Obsessed as I am with Groundhog-Day-alikes, I was really looking forward to this one. And oddly enough, the trailers don't give too much away - in fact, one of the trailers is essentially the first minute of the film, as we jump in on our protagonist's 139th attempt to survive a day when he wakes up to someone trying to kill him with a machete. He gets his shoes and pants off the floor as he ducks the first cut, gets the pants on as he steps away from another cut, gets into the kitchen for some coffee, drinks some and then disables his attacker by delivering the rest of the hot coffee to his face, etc.
Our protagonist is Roy Pulver (Frank Grillo), who gives us a running voice-over and then explains how he got here - and as we move forward, we join him in attempting to figure out how he can maybe do something about it. Grillo is both obnoxious and charming, determined and willing to grind out a solution (if you're not a video game player, look up "grinding" in that context - there's a reason the movie got its title).
What these movies need most to succeed is a lot of thought put into the structure, and the cycles that the movie goes through. And someone thought about this one a long time: the helicopter you see right at the beginning? That matters, as do most of the details. The weirdest thing about the structure in this one is that after 20 minutes of violence followed by 20 minutes of exposition and menace, we have 20 minutes of sentimentality ... but then, the aim of the "Groundhog Day" movies is that our hero learns something and becomes a better person. And while it's a bit unusual, I thought it worked. Contrary to my viewing habits, I'm not really a fan of non-stop violence, and I thought they fitted the sentimentality in surprisingly well.

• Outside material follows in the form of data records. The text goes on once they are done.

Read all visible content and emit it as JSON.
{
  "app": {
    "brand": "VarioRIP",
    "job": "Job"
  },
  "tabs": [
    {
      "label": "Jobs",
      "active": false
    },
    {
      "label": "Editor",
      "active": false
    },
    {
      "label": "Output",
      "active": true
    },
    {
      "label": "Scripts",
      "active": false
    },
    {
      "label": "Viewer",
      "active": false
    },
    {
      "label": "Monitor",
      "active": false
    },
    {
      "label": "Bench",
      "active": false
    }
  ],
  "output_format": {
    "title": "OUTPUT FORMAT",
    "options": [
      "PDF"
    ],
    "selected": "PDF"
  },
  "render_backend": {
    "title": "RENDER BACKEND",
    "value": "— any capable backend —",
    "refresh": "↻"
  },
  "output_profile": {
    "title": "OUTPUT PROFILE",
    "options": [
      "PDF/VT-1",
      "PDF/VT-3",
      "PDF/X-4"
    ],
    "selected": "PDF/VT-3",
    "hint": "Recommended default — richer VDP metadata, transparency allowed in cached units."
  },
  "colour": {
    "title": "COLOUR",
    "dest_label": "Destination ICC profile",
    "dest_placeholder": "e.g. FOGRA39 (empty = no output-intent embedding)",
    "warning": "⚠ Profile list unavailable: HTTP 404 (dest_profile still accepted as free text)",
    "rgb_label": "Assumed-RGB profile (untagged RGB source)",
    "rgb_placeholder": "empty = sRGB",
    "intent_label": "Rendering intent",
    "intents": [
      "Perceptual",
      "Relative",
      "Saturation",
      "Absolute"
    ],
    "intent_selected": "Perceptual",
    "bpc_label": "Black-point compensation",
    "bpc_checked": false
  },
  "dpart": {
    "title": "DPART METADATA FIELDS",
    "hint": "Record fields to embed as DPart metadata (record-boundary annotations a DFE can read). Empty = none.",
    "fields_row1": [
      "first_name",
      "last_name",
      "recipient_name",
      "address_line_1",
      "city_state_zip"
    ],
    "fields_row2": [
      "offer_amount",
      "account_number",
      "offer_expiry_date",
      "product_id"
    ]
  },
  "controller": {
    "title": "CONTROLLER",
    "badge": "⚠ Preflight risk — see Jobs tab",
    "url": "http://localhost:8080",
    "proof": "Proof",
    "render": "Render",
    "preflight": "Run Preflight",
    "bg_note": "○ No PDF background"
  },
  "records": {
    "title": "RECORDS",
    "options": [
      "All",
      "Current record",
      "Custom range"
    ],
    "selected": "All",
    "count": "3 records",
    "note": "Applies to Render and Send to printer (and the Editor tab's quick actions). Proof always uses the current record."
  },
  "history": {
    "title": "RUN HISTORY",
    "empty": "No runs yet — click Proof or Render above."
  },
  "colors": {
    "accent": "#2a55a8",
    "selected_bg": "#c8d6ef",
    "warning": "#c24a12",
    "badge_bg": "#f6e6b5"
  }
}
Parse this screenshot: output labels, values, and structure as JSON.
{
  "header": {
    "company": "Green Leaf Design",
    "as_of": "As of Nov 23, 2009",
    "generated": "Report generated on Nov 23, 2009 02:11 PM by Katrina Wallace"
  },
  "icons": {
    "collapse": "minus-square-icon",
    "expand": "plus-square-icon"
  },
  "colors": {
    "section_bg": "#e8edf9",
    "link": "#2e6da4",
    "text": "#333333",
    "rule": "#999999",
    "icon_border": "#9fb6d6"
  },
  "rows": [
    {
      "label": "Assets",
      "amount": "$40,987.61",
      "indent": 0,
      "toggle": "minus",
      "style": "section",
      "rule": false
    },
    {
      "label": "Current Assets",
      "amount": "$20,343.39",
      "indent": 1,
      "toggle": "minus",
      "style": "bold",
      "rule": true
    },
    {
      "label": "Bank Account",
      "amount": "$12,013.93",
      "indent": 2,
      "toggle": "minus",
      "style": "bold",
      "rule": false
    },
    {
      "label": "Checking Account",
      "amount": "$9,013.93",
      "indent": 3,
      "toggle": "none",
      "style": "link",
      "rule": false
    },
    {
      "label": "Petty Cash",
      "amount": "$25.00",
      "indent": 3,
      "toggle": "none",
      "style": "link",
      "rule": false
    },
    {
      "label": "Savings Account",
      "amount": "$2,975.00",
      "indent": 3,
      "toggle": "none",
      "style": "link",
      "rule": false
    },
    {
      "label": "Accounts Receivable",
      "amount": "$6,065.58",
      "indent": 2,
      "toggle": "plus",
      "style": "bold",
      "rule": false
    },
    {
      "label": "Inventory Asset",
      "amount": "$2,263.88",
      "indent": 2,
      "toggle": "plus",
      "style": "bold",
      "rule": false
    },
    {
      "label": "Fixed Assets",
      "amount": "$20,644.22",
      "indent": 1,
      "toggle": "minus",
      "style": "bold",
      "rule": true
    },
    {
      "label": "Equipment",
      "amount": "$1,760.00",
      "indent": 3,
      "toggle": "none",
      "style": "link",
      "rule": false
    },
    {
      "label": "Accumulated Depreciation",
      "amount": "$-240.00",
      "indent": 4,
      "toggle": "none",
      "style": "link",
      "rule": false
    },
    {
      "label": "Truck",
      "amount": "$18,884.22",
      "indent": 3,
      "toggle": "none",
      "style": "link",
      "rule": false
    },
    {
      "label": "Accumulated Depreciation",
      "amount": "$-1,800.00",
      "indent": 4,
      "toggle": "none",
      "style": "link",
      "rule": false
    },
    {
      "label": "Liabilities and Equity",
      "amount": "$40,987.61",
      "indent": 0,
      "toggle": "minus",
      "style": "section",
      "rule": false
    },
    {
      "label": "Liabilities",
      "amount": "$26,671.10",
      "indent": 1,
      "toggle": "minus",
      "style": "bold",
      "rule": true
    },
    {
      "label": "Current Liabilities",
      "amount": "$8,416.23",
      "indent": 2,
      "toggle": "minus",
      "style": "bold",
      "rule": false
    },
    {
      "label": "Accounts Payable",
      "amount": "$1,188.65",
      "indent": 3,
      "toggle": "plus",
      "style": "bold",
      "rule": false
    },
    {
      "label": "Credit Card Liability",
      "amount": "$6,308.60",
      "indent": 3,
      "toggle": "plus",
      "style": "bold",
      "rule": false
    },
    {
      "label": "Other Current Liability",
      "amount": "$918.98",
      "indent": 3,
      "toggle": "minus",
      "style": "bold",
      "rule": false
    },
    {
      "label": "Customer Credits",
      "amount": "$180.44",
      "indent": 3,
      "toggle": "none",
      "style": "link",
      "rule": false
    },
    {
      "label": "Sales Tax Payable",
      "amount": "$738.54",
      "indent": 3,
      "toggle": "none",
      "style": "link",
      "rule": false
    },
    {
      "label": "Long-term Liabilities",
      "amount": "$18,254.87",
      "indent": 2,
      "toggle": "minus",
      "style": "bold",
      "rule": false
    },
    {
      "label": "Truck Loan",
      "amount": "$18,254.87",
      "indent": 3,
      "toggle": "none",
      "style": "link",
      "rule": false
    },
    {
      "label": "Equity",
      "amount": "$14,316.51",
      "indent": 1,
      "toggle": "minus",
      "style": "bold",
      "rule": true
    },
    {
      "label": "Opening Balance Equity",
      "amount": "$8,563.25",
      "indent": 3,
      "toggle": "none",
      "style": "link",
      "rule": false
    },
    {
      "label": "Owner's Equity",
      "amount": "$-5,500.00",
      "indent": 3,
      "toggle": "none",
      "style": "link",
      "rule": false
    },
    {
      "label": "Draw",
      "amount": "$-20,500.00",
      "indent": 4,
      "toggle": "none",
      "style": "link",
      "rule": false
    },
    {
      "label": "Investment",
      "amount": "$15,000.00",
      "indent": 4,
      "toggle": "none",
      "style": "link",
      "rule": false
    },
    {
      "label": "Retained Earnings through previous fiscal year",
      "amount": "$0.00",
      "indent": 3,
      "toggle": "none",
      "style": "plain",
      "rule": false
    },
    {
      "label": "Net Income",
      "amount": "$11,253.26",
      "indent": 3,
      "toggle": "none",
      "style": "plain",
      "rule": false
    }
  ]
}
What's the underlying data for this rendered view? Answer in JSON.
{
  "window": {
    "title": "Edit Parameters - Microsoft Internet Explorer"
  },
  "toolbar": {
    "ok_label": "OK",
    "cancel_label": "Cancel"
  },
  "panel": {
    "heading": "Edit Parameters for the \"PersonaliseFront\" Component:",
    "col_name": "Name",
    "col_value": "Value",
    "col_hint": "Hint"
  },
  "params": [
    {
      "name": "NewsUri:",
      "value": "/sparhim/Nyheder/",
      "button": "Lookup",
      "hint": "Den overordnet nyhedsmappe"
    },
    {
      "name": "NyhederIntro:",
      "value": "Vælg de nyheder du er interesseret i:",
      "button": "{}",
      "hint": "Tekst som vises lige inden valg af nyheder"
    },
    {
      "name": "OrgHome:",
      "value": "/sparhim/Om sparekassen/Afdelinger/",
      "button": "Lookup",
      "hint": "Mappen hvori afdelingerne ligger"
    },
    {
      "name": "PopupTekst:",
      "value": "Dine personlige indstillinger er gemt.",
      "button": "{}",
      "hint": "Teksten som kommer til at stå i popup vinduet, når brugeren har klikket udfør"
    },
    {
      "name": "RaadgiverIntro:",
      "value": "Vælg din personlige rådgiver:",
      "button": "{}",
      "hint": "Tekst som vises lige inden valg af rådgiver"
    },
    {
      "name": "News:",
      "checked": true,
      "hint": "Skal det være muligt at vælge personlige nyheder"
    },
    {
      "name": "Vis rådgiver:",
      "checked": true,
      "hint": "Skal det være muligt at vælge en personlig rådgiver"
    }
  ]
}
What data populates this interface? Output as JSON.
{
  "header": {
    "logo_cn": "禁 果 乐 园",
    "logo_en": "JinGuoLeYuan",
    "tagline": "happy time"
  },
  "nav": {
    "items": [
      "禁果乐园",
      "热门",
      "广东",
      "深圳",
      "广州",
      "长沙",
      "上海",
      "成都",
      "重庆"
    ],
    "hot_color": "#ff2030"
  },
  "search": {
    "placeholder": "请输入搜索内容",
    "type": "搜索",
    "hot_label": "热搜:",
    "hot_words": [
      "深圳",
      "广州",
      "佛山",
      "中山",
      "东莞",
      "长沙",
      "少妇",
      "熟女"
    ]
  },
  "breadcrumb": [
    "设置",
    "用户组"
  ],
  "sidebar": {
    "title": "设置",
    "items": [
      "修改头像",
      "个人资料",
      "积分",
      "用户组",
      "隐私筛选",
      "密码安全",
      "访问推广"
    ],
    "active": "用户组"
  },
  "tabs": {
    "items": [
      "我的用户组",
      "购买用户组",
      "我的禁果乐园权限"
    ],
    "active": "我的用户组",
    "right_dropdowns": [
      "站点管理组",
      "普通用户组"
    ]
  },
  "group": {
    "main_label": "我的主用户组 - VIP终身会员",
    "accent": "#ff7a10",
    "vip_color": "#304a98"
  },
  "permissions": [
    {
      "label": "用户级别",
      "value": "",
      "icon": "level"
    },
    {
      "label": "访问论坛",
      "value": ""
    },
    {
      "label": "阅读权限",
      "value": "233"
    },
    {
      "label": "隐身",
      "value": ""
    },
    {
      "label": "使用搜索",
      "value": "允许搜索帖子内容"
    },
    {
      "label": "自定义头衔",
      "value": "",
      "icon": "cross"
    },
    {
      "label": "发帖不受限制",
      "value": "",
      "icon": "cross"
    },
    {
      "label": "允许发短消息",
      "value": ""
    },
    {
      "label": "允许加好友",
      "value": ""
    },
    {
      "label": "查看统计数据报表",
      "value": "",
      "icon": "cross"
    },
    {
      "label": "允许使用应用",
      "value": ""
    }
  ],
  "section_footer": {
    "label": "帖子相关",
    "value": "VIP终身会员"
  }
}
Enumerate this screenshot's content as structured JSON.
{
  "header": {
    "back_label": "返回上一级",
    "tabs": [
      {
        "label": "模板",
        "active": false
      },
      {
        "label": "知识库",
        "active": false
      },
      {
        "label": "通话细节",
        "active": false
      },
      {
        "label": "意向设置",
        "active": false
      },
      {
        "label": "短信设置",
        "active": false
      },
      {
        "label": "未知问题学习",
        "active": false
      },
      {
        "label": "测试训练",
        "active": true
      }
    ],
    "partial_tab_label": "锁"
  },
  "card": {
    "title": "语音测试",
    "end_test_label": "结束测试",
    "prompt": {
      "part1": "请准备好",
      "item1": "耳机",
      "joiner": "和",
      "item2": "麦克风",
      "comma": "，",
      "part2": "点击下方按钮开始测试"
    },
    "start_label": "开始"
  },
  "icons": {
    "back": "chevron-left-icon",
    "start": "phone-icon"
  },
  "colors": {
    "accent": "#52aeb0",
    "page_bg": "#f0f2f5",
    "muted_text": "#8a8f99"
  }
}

This may be too violent for some (ask yourself if you're okay with a decapitated head bouncing down an escalator), but it's funny, it's well thought out, and the action is really good: I enjoyed it a lot.